• **WHAT YOU SHOULD DO**: In the entries below, filter for the word "title" and copy every matching line.
____________________
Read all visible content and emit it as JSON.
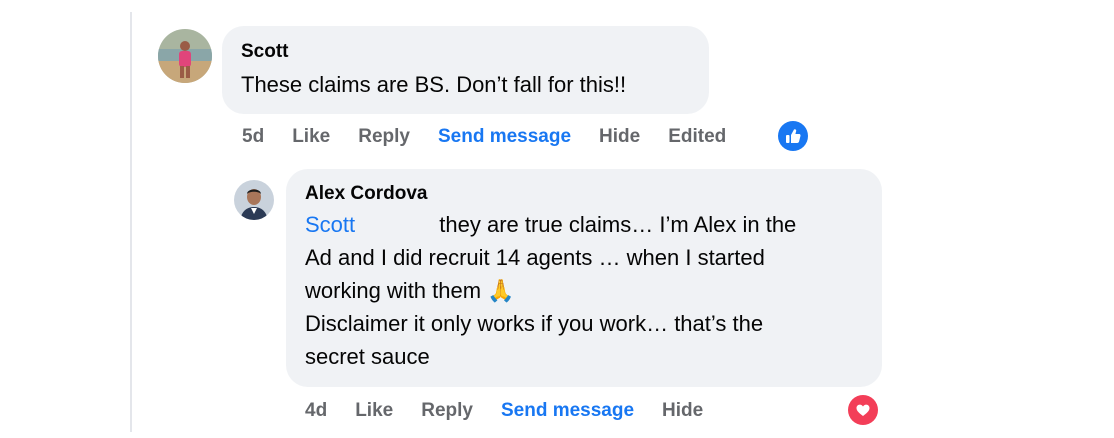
{
  "comment": {
    "author": "Scott",
    "text": "These claims are BS. Don’t fall for this!!",
    "actions": {
      "time": "5d",
      "like": "Like",
      "reply": "Reply",
      "send_message": "Send message",
      "hide": "Hide",
      "edited": "Edited"
    },
    "reaction_icon": "like-thumb-icon",
    "reaction_color": "#1877f2"
  },
  "reply": {
    "author": "Alex Cordova",
    "mention": "Scott",
    "line1": "they are true claims… I’m Alex in the",
    "line2": "Ad and I did recruit 14 agents … when I started",
    "line3": "working with them 🙏",
    "line4": "Disclaimer it only works if you work… that’s the",
    "line5": "secret sauce",
    "actions": {
      "time": "4d",
      "like": "Like",
      "reply": "Reply",
      "send_message": "Send message",
      "hide": "Hide"
    },
    "reaction_icon": "love-heart-icon",
    "reaction_color": "#f33e58"
  }
}
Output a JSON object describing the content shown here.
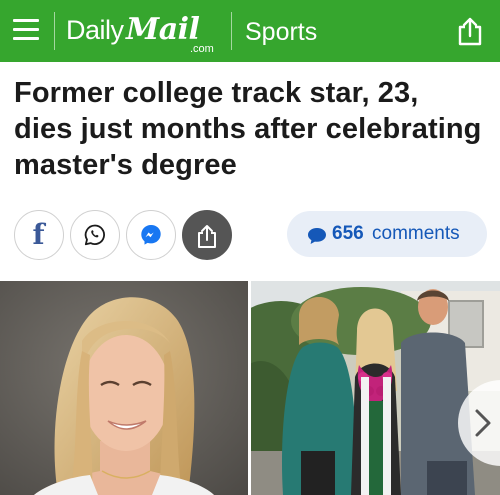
{
  "header": {
    "logo": {
      "word1": "Daily",
      "word2": "Mail",
      "suffix": ".com"
    },
    "section": "Sports",
    "icons": {
      "menu": "hamburger-menu-icon",
      "share": "share-icon"
    },
    "colors": {
      "bar": "#36a62e",
      "text": "#ffffff"
    }
  },
  "article": {
    "headline": "Former college track star, 23, dies just months after celebrating master's degree"
  },
  "share_bar": {
    "buttons": [
      {
        "name": "facebook",
        "icon": "facebook-icon"
      },
      {
        "name": "whatsapp",
        "icon": "whatsapp-icon"
      },
      {
        "name": "messenger",
        "icon": "messenger-icon"
      },
      {
        "name": "share",
        "icon": "share-icon"
      }
    ],
    "comments": {
      "count": "656",
      "label": "comments",
      "icon": "comment-bubble-icon",
      "color": "#1558b8"
    }
  },
  "gallery": {
    "images": [
      {
        "name": "portrait-photo",
        "description": "Smiling young woman with long blonde hair"
      },
      {
        "name": "graduation-photo",
        "description": "Graduate with lei and stole between two parents"
      }
    ],
    "next_icon": "chevron-right-icon"
  }
}
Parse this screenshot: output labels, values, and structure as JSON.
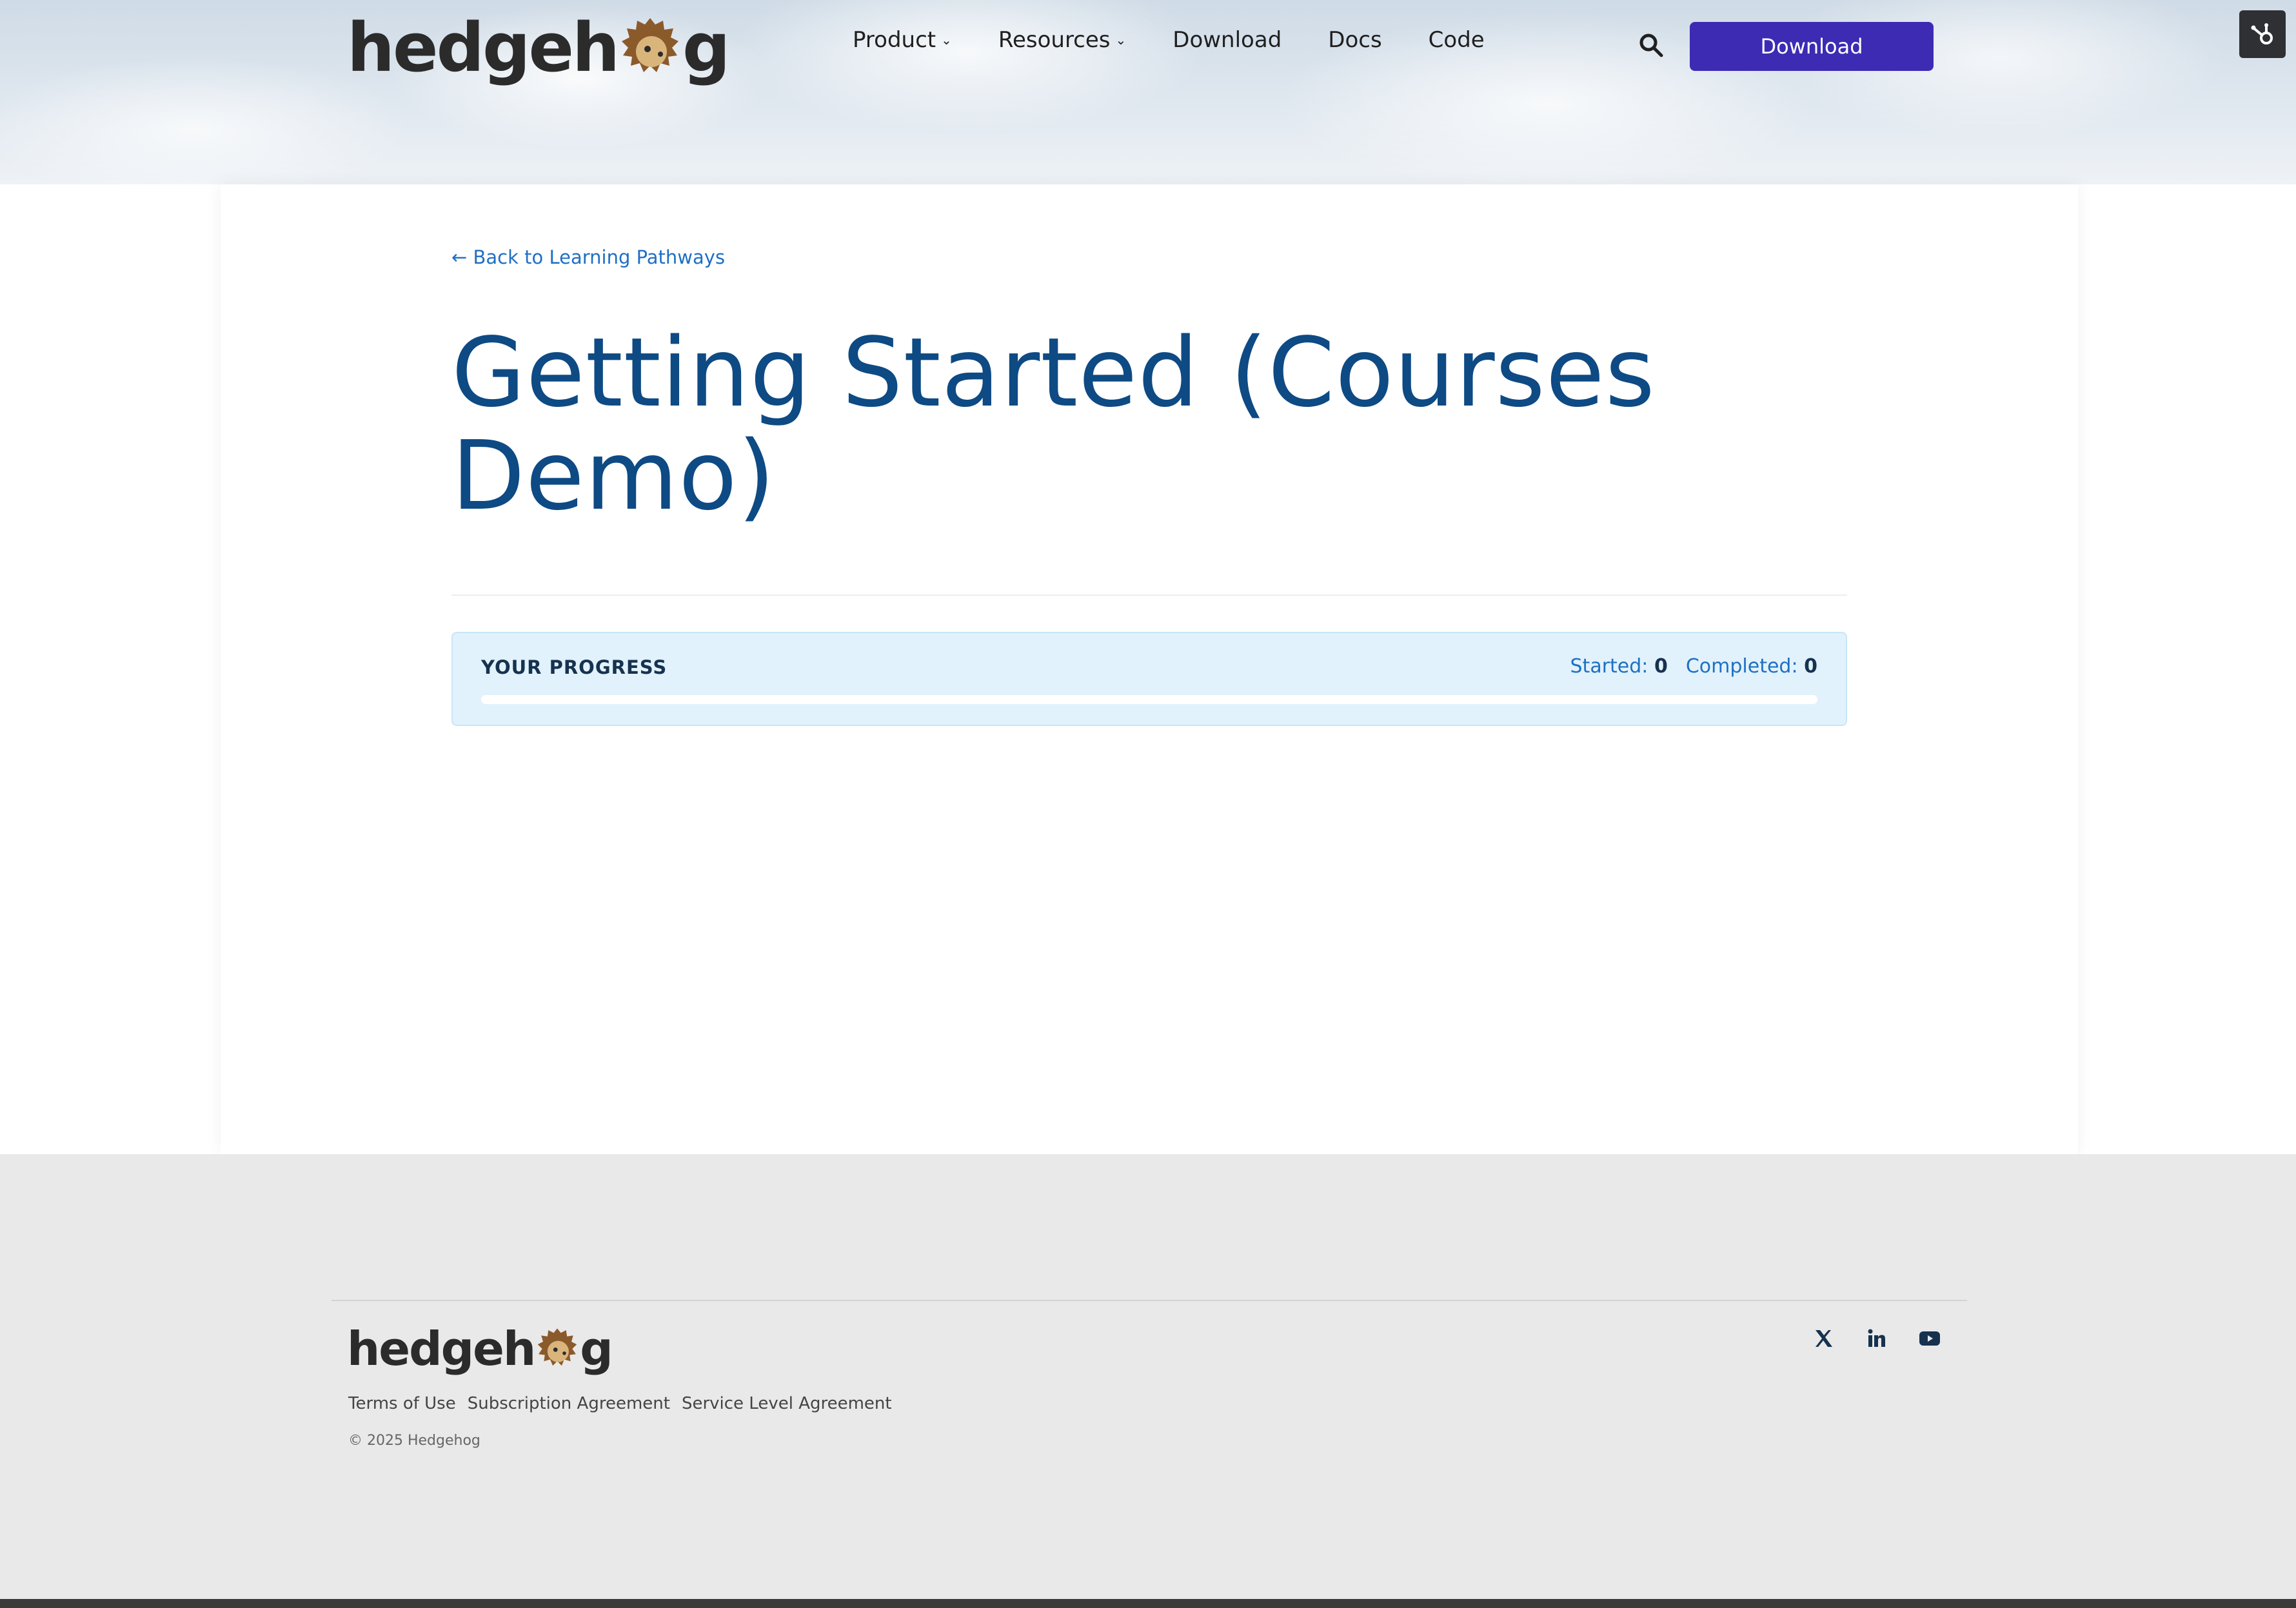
{
  "header": {
    "logo_text_start": "hedgeh",
    "logo_text_end": "g",
    "nav": [
      {
        "label": "Product",
        "has_dropdown": true
      },
      {
        "label": "Resources",
        "has_dropdown": true
      },
      {
        "label": "Download",
        "has_dropdown": false
      },
      {
        "label": "Docs",
        "has_dropdown": false
      },
      {
        "label": "Code",
        "has_dropdown": false
      }
    ],
    "download_button": "Download"
  },
  "main": {
    "back_link": "← Back to Learning Pathways",
    "title": "Getting Started (Courses Demo)",
    "progress": {
      "label": "YOUR PROGRESS",
      "started_label": "Started:",
      "started_value": "0",
      "completed_label": "Completed:",
      "completed_value": "0",
      "fraction": 0
    }
  },
  "footer": {
    "logo_text_start": "hedgeh",
    "logo_text_end": "g",
    "links": [
      "Terms of Use",
      "Subscription Agreement",
      "Service Level Agreement"
    ],
    "copyright": "© 2025 Hedgehog",
    "socials": [
      "x-icon",
      "linkedin-icon",
      "youtube-icon"
    ]
  },
  "colors": {
    "accent_button": "#3d2bb4",
    "title": "#0e4a84",
    "link": "#1f6fc4",
    "progress_bg": "#e1f2fc"
  }
}
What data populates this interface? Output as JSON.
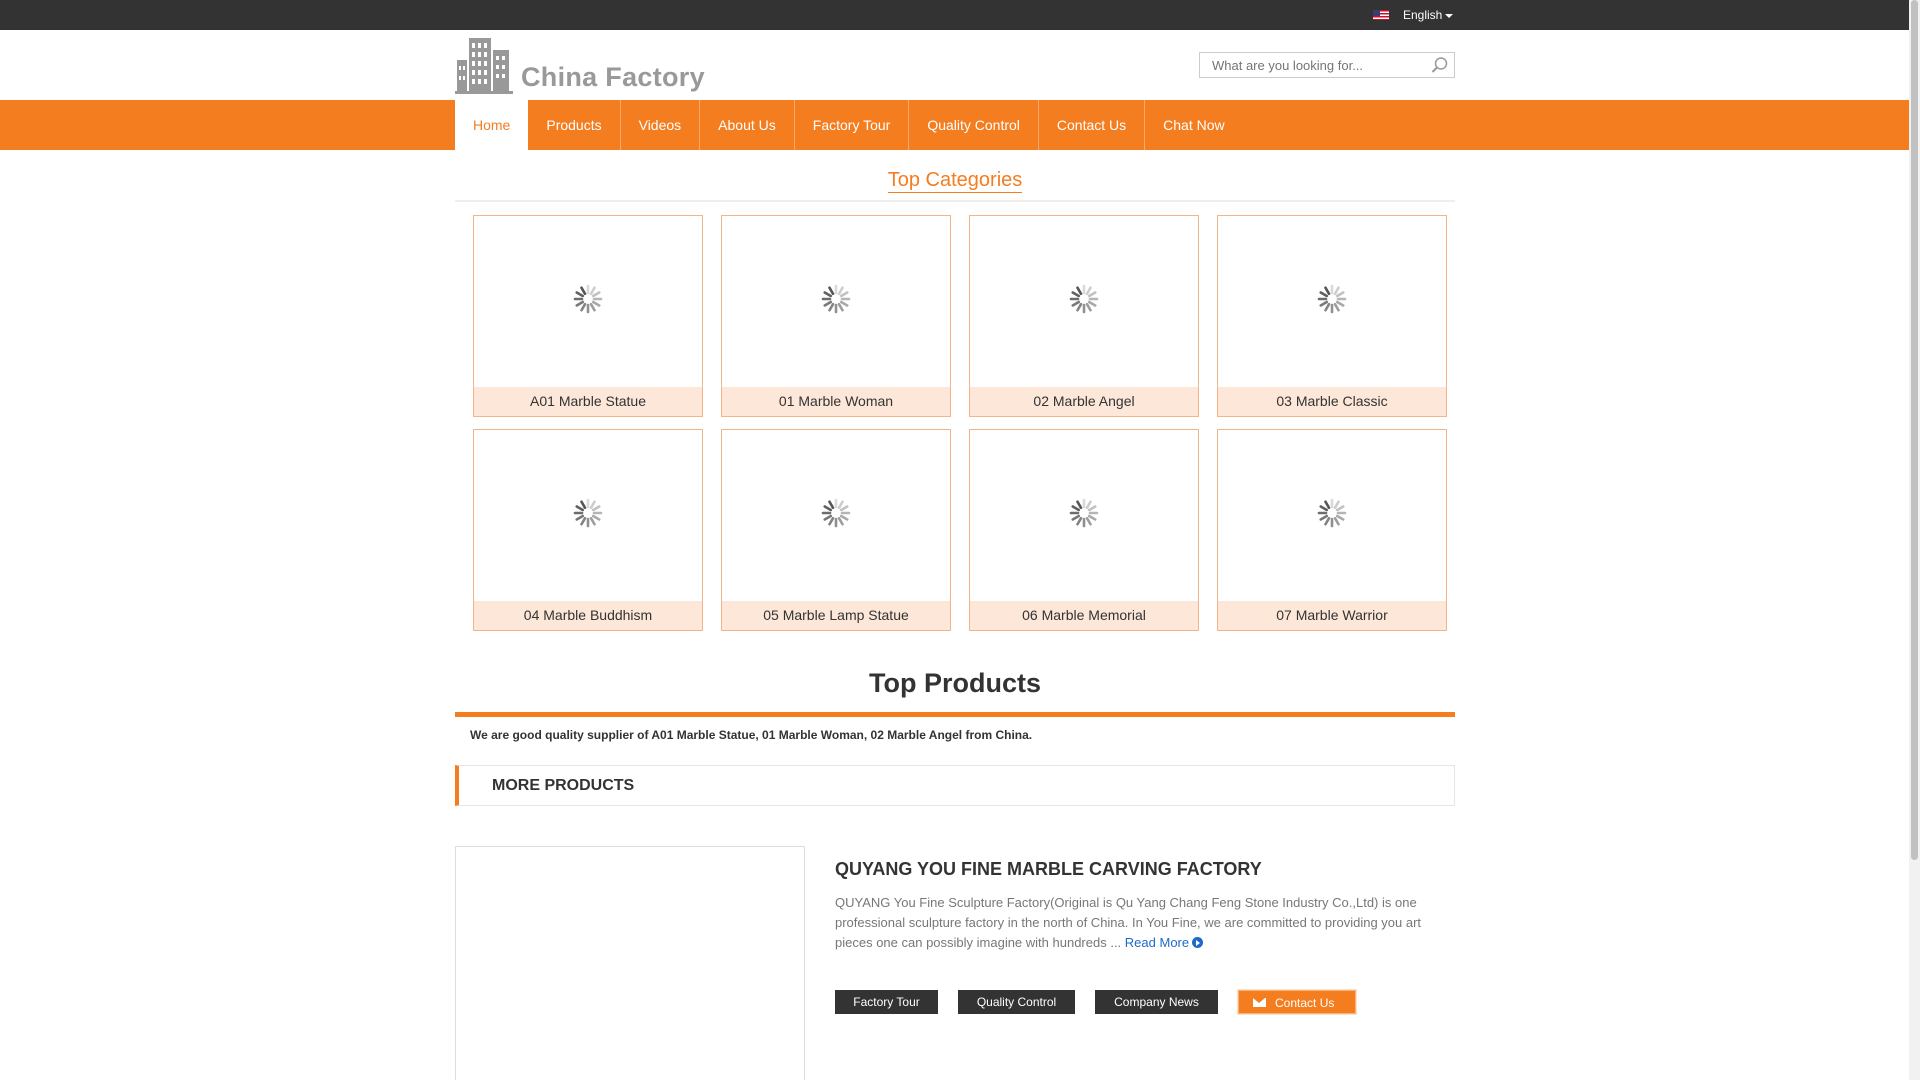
{
  "topbar": {
    "language": "English",
    "flag_icon": "us-flag-icon"
  },
  "header": {
    "logo_text": "China Factory",
    "search": {
      "placeholder": "What are you looking for..."
    }
  },
  "nav": {
    "items": [
      {
        "label": "Home",
        "active": true
      },
      {
        "label": "Products"
      },
      {
        "label": "Videos"
      },
      {
        "label": "About Us"
      },
      {
        "label": "Factory Tour"
      },
      {
        "label": "Quality Control"
      },
      {
        "label": "Contact Us"
      },
      {
        "label": "Chat Now"
      }
    ]
  },
  "top_categories": {
    "title": "Top Categories",
    "items": [
      {
        "label": "A01 Marble Statue"
      },
      {
        "label": "01 Marble Woman"
      },
      {
        "label": "02 Marble Angel"
      },
      {
        "label": "03 Marble Classic"
      },
      {
        "label": "04 Marble Buddhism"
      },
      {
        "label": "05 Marble Lamp Statue"
      },
      {
        "label": "06 Marble Memorial"
      },
      {
        "label": "07 Marble Warrior"
      }
    ]
  },
  "top_products": {
    "title": "Top Products",
    "description": "We are good quality supplier of A01 Marble Statue, 01 Marble Woman, 02 Marble Angel from China.",
    "more_label": "MORE PRODUCTS"
  },
  "company": {
    "name": "QUYANG YOU FINE MARBLE CARVING FACTORY",
    "description": "QUYANG You Fine Sculpture Factory(Original is Qu Yang Chang Feng Stone Industry Co.,Ltd) is one professional sculpture factory in the north of China. In You Fine, we are committed to providing you art pieces one can possibly imagine with hundreds ...",
    "read_more": "Read More",
    "buttons": {
      "factory_tour": "Factory Tour",
      "quality_control": "Quality Control",
      "company_news": "Company News",
      "contact_us": "Contact Us"
    }
  },
  "colors": {
    "accent": "#f47d20",
    "topbar": "#333333",
    "link": "#1d6ac9"
  }
}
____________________
• **COMPLETED EXERCISE**:
    "title": "Getting Started (Courses Demo)",
    "title": "#0e4a84",
    "title": "Top Categories",
    "title": "Top Products",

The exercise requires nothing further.